| Coastal Observatories - New technologies are now available that have the potential to inexpensively communicate field measurements from many sensors to a user in a few minutes. This technology can fill a niche between internally recording instruments and fixed location, relatively expensive, high data rate observatories. Development of low-cost systems has the potential to provide observations from distributed arrays with multiple sensors on a wide variety of spatial scales.|
|USGS Gas Hydrate Project Laboratories - Methane and water can combine to form solid, ice-like gas hydrate under the pressure and temperature conditions that characterize the sediments of continental margins and permafrost areas. Our laboratories measure the physical properties of natural and synthetic hydrate-bearing sediments using the Instrumented Pressure Testing Chamber (IPTC) and a modular system of laboratory cells and peripherals, respectively. These properties are particularly critical for understanding the energy and geohazard aspects of gas hydrates.
| Modeling - The U.S. Geological Survey and others are promoting the development of an open-source numerical model for sediment-transport in coastal regions. We are collaborating with other federal agencies, academic institutions, and private industry, with the goal of adopting and/or developing one or more models for use as scientific tools by the research community. We hope these models will evolve into standards for us, and possibly for use in applications by the broader community interested in coastal issues.|
|Ocean Bottom Seismometer - The Ocean Bottom Seismometer is a self contained data-acquisition system which free falls to the ocean floor and records seismic data generated by airguns and earthquakes. The Ocean Bottom Seismometer facility provides technical support for a variety of scientific investigations ranging from deep crustal structure to gas hydrate and surface sediments. As of 2002, the USGS has entered an agreement with the national OBS facility at the Woods Hole Oceanographic Institution to build and maintain 16 short-period OBS within the facility. Five of these OBS and a modest amounts of funding are available for USGS and non-USGS investigators to be deployed in repsonse to an earthquake or volcanic activity in the coastal ocean and its vicinity.|
|Sea Floor Mapping - Our operational group provides the technical expertise and innovations to plan, acquire, process, interpret, archive, and publish Sea-floor Mapping products to support the USGS and WHSC's coastal, and inner-continental shelf geology, sediment transport, environmental geoscience, and energy/tectonics research programs.|

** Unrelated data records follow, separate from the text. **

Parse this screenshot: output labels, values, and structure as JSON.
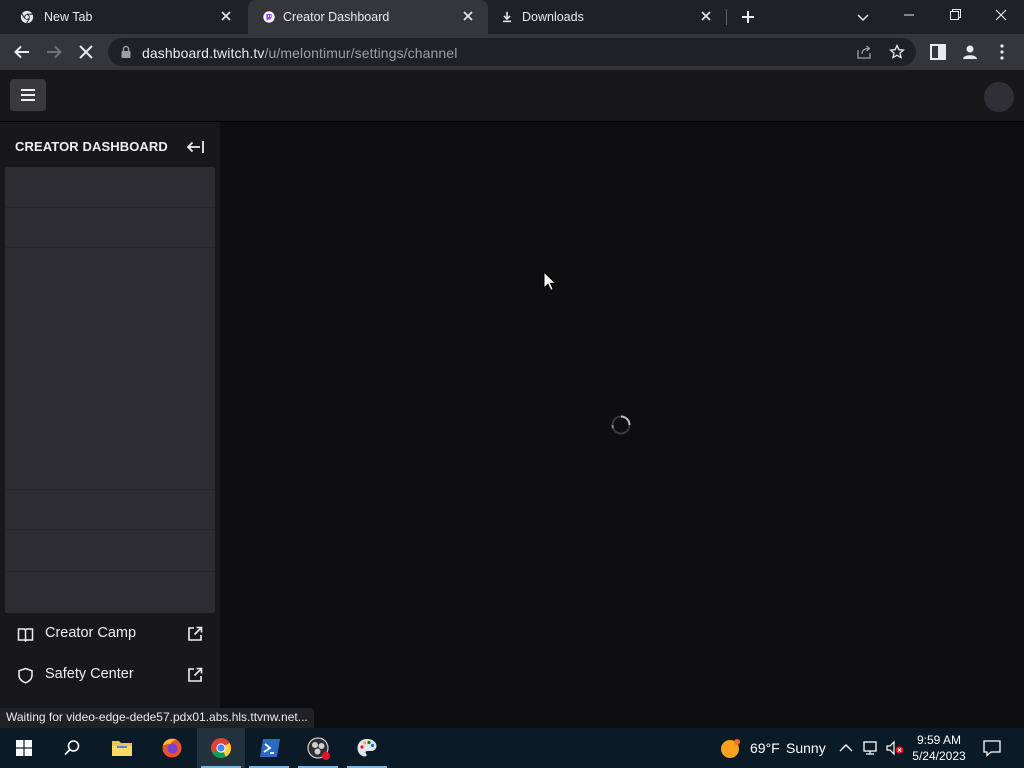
{
  "browser": {
    "tabs": [
      {
        "title": "New Tab",
        "icon": "chrome-icon"
      },
      {
        "title": "Creator Dashboard",
        "icon": "twitch-icon",
        "active": true
      },
      {
        "title": "Downloads",
        "icon": "download-icon"
      }
    ],
    "url_host": "dashboard.twitch.tv",
    "url_path": "/u/melontimur/settings/channel",
    "status_text": "Waiting for video-edge-dede57.pdx01.abs.hls.ttvnw.net..."
  },
  "dashboard": {
    "sidebar_title": "CREATOR DASHBOARD",
    "links": [
      {
        "label": "Creator Camp",
        "icon": "book-icon"
      },
      {
        "label": "Safety Center",
        "icon": "shield-icon"
      }
    ],
    "main_loading": true
  },
  "taskbar": {
    "apps": [
      "start",
      "search",
      "file-explorer",
      "firefox",
      "chrome",
      "powershell",
      "obs",
      "paint"
    ],
    "active_app": "chrome",
    "weather": {
      "temp": "69°F",
      "condition": "Sunny"
    },
    "time": "9:59 AM",
    "date": "5/24/2023"
  },
  "colors": {
    "chrome_frame": "#202124",
    "chrome_toolbar": "#35363a",
    "twitch_nav": "#18181b",
    "twitch_bg": "#0e0e10",
    "skeleton": "#2c2c31",
    "taskbar": "#0a1a26"
  }
}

|Analytical Laboratories - This lab is equipped to determine the basic attributes of marine sediments. Grain size analysis equipment includes a rapid sediment analyzer, sieves, and sieve shakers to determine distributions within the coarse fraction, and a Coulter Counter, a constant temperature bath, and settling tubes to determine distributions within the fine fraction. Available computer software allows users to acquire, process, display, and archive the textural data. Camera-ready petrographic and binocular microscopes are available to facilitate compositional analysis.|
|Sediment Transport- The Sediment Transport Instrumentation Facility at the USGS Woods Hole Field Center maintains and deploys oceanographic instrumentation for the study of coastal and ocean circulation and sediment transport. The time-series observations are used in studies of regional circulation, to document and understand processes of sediment transport (including major storms and catastrophic events), and provide observations for circulation and sediment transport model testing and evaluation. Instruments are typically deployed for 1-12 months in spatial arrays as part of process or long-term monitoring studies.|
| SWASH - Despite the importance of this measure of coastal change, the methods available for collecting shoreline position data are very limited. The most commonly applied method-shoreline interpretation from aerial photography-is expensive, labor-intensive, and involves a considerable amount of subjectivity in identifying the shoreline. There is a significant need for a method that can provide an unambiguous and repeatable measure of shoreline position, can cover large sections of coast within a single low tide period, is inexpensive to operate, and can be used for both long-term monitoring and rapid-response surveys of storm impacts. In response to this need, theUSGSdevelopedSWASH, a vehicle-based system for measuring shoreline position which utilizes recent advances in the Global Positioning System (GPS).SWASHstands for "Surveying Wide-Area Shorelines."|